- University of California, Davis: Safe and Poisonous Garden Plants
- Rose Floral and Greenhouse: Poisonois Plants
- Baby Center: Which Houseplants or Outdoor Plants Should We Avoid Having with a Child on the Loose?
- The Old Farmer's Almanac: Impatiens
- The Old Farmer's Almanac: Astilbe
- Missouri Botanical Garden: Cleome hassleriana
- National Gardening Association: All-American Daylilies
- The Old Farmer's Almanac: Phlox
- Floridata: Portulaca grandiflora

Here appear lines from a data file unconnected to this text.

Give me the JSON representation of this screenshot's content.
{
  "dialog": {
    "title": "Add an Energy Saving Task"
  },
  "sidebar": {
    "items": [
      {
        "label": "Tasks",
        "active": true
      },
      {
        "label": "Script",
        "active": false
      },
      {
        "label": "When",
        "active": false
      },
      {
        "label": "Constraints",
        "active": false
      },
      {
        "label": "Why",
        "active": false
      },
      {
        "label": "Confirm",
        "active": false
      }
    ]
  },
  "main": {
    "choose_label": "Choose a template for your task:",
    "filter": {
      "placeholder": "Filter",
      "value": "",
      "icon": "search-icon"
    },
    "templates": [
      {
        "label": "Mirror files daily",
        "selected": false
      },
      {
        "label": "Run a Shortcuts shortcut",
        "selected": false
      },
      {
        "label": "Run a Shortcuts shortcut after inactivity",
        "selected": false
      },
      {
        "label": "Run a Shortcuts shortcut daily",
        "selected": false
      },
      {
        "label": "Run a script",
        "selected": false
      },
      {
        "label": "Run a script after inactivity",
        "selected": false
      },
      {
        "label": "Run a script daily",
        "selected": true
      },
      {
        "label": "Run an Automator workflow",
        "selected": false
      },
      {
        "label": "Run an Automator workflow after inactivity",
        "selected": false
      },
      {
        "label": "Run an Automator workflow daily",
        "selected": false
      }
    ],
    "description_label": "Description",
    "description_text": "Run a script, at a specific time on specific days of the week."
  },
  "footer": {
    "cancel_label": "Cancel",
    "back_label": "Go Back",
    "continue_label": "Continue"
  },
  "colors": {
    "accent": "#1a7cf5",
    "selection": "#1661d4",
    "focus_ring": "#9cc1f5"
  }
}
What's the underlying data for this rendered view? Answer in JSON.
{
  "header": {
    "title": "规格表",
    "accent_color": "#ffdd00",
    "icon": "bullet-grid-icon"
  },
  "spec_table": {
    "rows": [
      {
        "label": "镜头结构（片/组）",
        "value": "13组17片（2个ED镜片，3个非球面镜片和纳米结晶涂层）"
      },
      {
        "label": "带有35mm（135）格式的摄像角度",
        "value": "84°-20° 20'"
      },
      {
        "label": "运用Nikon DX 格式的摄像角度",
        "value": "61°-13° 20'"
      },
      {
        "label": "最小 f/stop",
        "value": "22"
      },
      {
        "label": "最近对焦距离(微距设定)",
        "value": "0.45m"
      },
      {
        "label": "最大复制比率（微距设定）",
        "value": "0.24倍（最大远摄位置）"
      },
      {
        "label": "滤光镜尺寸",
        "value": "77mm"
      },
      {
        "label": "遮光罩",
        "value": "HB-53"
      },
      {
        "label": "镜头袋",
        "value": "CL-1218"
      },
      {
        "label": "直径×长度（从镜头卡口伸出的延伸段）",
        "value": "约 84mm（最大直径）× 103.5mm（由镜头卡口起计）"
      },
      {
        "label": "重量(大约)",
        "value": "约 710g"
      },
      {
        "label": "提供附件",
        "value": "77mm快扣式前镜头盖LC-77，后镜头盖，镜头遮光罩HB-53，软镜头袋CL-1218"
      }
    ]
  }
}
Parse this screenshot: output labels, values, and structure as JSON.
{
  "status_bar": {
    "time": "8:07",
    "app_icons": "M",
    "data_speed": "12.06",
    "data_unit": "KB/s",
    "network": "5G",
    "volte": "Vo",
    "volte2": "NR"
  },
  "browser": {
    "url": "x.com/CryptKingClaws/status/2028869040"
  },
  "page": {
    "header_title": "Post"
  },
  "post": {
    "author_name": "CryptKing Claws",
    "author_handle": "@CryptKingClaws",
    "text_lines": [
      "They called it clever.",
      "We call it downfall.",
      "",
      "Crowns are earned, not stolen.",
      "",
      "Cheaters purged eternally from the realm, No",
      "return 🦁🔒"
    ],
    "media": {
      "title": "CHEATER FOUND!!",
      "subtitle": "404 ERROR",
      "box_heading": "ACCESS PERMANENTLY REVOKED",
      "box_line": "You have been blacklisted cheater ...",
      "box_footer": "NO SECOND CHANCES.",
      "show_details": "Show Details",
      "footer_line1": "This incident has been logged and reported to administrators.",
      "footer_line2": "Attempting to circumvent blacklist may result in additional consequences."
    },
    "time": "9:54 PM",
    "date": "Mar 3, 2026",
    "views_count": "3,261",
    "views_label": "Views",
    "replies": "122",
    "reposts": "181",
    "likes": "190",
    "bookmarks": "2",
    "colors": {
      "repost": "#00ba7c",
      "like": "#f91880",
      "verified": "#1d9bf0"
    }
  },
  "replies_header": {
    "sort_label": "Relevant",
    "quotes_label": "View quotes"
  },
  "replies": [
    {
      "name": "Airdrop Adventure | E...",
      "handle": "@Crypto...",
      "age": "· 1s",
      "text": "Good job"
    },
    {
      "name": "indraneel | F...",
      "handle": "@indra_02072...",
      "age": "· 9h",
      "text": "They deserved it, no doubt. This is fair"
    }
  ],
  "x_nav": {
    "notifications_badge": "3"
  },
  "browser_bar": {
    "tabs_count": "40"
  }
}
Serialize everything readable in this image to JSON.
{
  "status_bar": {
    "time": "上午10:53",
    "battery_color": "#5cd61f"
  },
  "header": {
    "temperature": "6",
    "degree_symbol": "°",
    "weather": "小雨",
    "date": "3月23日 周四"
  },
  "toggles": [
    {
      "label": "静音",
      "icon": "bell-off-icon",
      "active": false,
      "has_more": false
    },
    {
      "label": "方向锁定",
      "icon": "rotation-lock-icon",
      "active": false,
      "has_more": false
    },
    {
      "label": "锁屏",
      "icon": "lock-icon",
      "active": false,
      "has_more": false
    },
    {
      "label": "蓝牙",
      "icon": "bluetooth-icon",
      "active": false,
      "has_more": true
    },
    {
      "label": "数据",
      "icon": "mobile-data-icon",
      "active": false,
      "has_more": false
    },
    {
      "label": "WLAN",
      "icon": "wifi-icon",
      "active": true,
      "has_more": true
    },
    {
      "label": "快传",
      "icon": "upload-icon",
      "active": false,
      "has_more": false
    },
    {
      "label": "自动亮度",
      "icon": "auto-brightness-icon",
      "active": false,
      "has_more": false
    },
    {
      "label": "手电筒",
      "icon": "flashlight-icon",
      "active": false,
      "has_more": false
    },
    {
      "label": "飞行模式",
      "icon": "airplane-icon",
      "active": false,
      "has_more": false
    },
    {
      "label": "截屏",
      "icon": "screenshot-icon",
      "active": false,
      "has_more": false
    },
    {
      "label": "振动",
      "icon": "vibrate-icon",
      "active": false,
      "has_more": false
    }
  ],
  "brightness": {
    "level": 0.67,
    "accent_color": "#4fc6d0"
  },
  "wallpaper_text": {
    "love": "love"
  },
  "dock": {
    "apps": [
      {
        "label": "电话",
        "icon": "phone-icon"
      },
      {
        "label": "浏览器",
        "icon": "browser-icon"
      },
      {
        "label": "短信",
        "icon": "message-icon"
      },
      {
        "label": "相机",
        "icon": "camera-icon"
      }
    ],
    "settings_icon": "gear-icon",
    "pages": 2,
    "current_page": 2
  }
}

Rachel Lovejoy has been writing professionally since 1990 and currently writes a weekly column entitled "From the Urban Wilderness" for the Journal Tribune in Biddeford, Maine, as well as short novellas for Amazon Kindle. Lovejoy graduated from the University of Southern Maine in 1996 with a Bachelor of Arts in English.